An oil-rich Gulf investor, who also owns a premier English soccer club, plans to take a 9.1 percent stake in Germany's Daimler. The move would make Aabar Investments the luxury carmaker's biggest shareholder.
Daimler's technology is attractive to Gulf investors.
An Abu Dhabi investor is paying 1.95 billion euros ($2.65 billion) to scoop up a 9.1 percent stake in Germany's Daimler, becoming the luxury carmaker's biggest shareholder at a time the world auto industry is undergoing its worst crisis in decades.
The Gulf-based Aabar Investments, which is a partially state-owned affiliate of International Petroleum Investment Company (IPIC), is paying 20.27 euros a share for the offering, a slight discount from Friday's closing price of 21.55 euros.
Daimler had increased its share capital by ten percent to allow Aabar to purchase the new equity stake. Besides its main energy interests, Aabar has diversified its investments in other sectors such as real estate, financial services and infrastructure projects.
Investments are planned
"We are delighted to welcome Aabar as a new major shareholder that is supportive of our corporate strategy," said Daimler CEO Dieter Zetsche late on Sunday.
Zetsche said the deal would give the group extra flexibility to invest in new automotive technologies.
For its part, Aabar said it values German technological prowess, and that it would work with Daimler on the development of environmentally friendly electric cars, research into new compound materials for the industry, and building a new training center in the emirates capital for nurturing engineering talent.
The petroleum rich Gulf region invests in new energy markets.
The chairman of Aabar's parent company, IPIC, is Mansour bin Zayed Al Nahyan, an Abu Dhabi sheikh and member of the royal family who owns the premier soccer club Manchester City.
Daimler, a pet of Gulf investors
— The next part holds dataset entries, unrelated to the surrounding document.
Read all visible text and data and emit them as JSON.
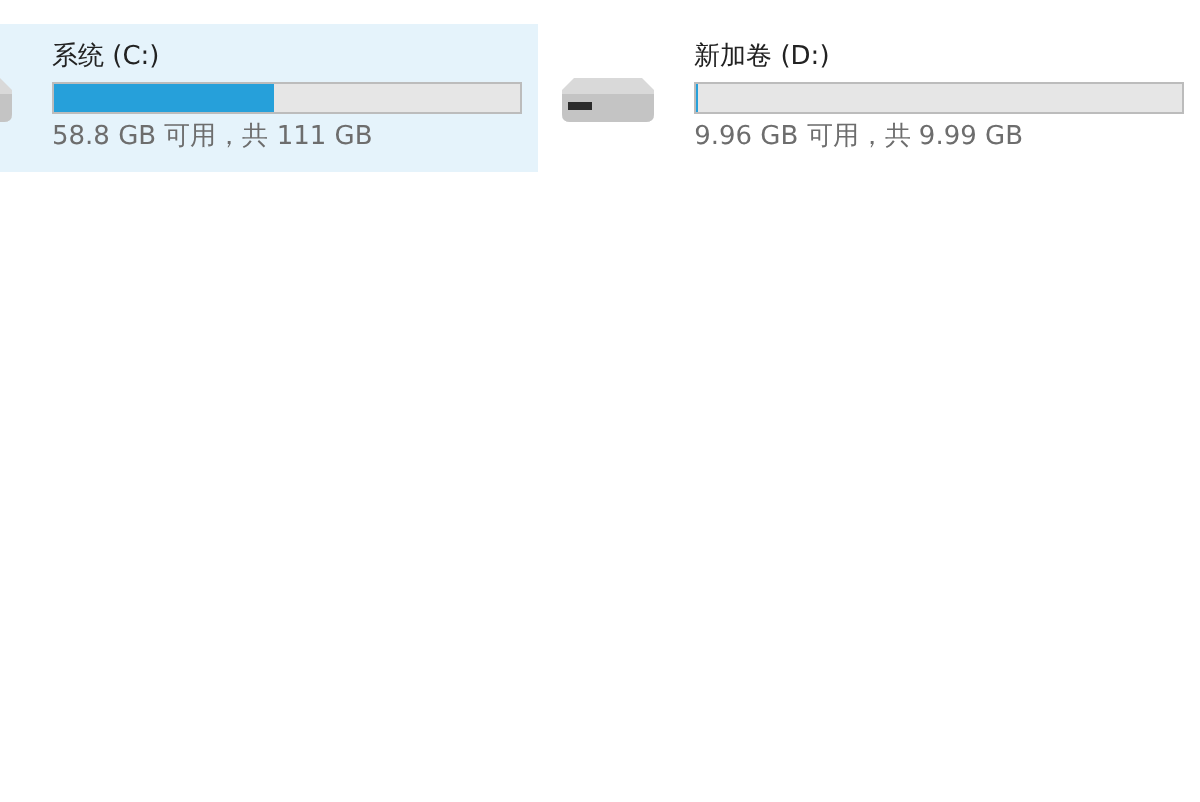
{
  "drives": [
    {
      "name": "系统 (C:)",
      "level": 0.47,
      "space": "58.8 GB 可用，共 111 GB",
      "selected": true
    },
    {
      "name": "新加卷 (D:)",
      "level": 0.003,
      "space": "9.96 GB 可用，共 9.99 GB",
      "selected": false
    }
  ]
}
This is not the first time that Daimler, whose flagship brand is Mercedes Benz, has attracted investors from the Gulf region. Daimler's second-largest shareholder is the state of Kuwait, whose stake would be reduced to just under seven percent after Aabar's move.
The Aabar investment is a boost for Germany's auto industry as Opel, the German subsidiary of beleaguered General Motors, is asking Berlin for government help.
Although Daimler is not in the same dire straits as Opel, group profits plunged last year when the Stuttgart-based giant had to completely write off its losses in US automaker Chrysler. Daimler had sold most of its Chrysler stake in 2007, but is struggling with a drop in worldwide demand for its premium cars and trucks.
The company's net profits for last year plummeted by 65 percent to 1.41 billion euros.
Need shareholders' approval in April
Most of Daimler stock is traded publicly on the Frankfurt stock exchange, unlike other German automakers such as BMW, Volkswagen and Porsche, which have huge family-owned stakes.
Although the board has already approved the deal with Aabar, shareholders would also have to give it the green light at Daimler's annual meeting on April 9.
In early Monday trading, Daimler shares jumped more than eight percent on the news.